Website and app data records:
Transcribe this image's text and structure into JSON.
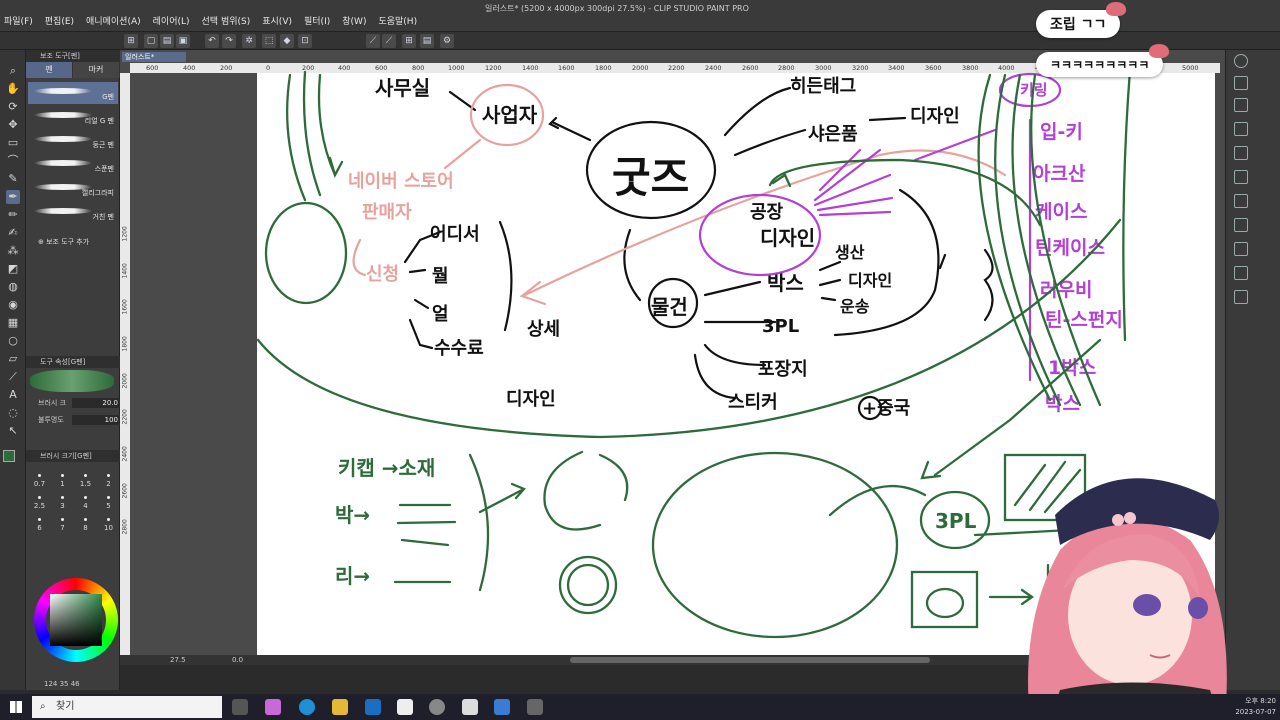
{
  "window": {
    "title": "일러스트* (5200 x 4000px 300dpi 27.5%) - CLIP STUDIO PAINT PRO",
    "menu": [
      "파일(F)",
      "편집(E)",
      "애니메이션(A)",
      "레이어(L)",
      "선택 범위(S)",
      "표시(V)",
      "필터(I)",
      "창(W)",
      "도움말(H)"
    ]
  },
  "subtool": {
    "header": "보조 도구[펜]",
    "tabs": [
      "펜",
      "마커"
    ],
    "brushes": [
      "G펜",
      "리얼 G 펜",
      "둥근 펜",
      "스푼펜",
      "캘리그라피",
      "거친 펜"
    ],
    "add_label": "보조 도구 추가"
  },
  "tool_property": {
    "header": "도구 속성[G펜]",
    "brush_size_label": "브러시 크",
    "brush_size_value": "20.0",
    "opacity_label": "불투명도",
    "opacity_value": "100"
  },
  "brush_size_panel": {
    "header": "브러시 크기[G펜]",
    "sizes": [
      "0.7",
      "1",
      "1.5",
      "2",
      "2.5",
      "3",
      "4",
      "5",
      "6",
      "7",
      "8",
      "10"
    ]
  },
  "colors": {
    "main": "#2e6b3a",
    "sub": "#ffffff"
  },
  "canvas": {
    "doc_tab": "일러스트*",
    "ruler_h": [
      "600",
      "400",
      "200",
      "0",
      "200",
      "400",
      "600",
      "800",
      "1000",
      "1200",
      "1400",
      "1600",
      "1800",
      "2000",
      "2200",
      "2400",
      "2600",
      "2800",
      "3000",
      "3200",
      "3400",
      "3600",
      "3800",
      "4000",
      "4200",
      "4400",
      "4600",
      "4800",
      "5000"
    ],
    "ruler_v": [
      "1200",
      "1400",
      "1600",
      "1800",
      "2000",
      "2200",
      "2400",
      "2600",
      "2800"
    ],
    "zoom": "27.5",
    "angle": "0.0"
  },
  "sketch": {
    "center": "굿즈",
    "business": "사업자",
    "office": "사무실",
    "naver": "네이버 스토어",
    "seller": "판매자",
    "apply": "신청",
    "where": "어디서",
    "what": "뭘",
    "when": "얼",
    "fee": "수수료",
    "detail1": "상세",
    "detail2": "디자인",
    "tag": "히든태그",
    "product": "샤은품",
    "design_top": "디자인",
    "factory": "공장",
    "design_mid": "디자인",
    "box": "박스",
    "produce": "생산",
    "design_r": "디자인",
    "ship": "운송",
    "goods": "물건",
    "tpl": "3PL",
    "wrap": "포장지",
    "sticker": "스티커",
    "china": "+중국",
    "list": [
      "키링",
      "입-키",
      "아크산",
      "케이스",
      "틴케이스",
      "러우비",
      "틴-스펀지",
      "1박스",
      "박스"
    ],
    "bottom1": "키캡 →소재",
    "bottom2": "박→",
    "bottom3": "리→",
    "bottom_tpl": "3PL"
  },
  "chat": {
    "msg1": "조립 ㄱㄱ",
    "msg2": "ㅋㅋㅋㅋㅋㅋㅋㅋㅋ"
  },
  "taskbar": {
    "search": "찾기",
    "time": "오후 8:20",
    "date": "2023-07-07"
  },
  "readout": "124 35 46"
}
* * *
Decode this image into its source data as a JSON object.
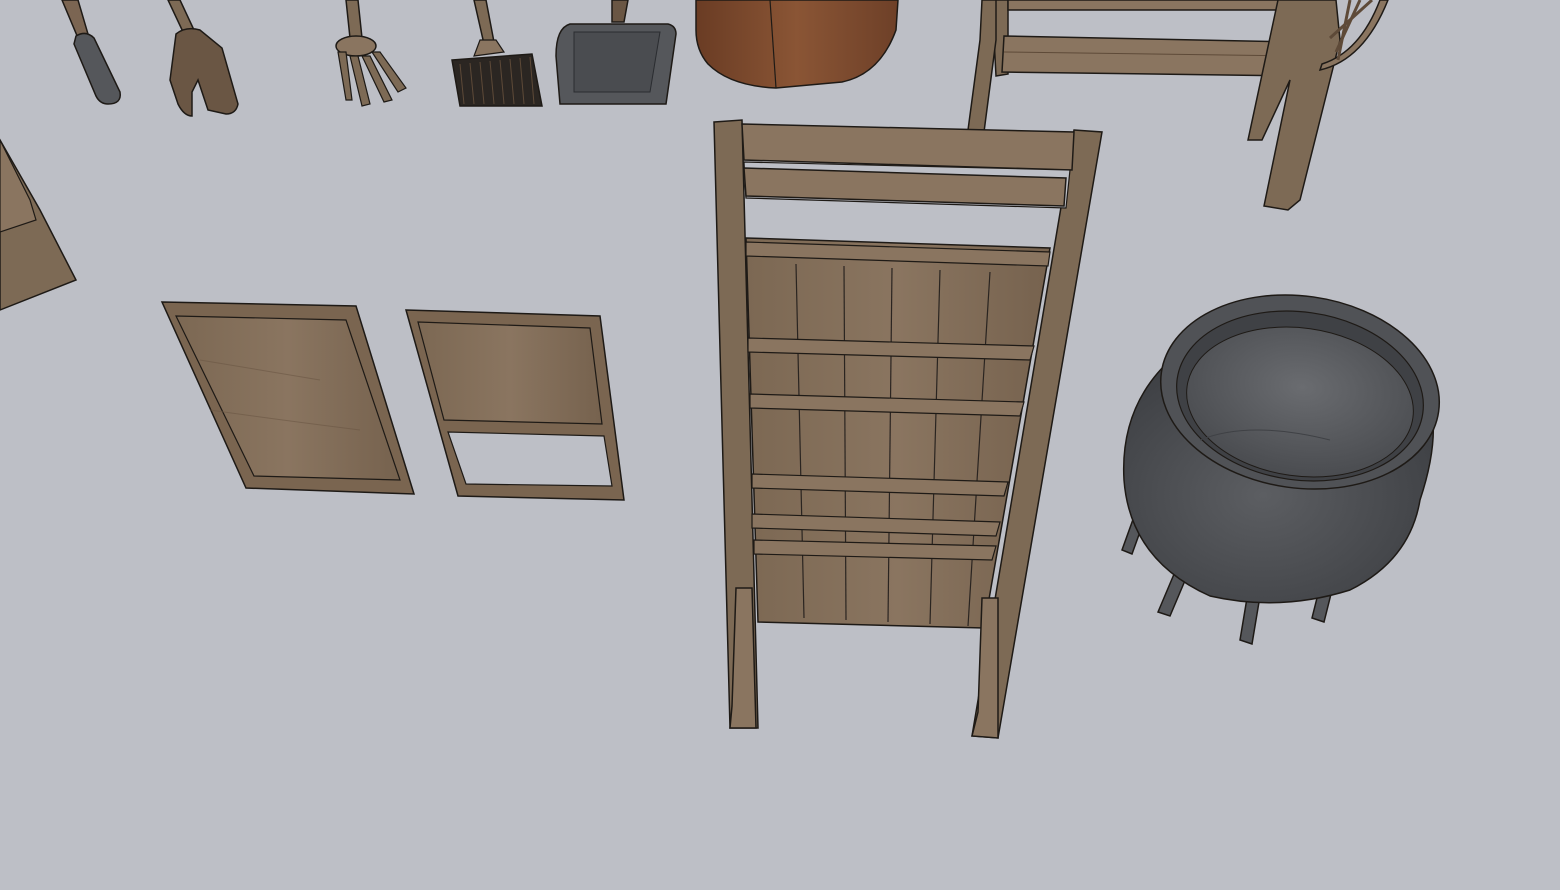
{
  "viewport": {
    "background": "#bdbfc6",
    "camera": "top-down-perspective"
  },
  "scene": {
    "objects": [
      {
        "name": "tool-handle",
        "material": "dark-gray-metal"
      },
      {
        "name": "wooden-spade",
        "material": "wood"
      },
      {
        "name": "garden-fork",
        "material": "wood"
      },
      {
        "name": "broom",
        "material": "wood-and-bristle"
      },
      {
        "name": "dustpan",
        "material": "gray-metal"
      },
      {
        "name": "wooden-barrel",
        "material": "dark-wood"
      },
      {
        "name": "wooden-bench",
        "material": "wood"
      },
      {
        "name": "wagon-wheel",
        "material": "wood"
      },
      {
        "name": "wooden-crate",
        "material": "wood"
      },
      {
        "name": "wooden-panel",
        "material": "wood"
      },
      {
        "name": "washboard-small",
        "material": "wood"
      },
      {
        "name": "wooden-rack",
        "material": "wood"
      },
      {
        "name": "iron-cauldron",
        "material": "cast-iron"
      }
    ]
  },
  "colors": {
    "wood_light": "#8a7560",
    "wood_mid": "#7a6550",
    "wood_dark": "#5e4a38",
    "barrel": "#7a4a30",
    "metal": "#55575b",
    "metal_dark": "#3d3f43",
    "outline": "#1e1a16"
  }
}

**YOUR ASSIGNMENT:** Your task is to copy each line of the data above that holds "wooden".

**EXERCISE ANSWER:**
        "name": "wooden-spade",
        "name": "wooden-barrel",
        "name": "wooden-bench",
        "name": "wooden-crate",
        "name": "wooden-panel",
        "name": "wooden-rack",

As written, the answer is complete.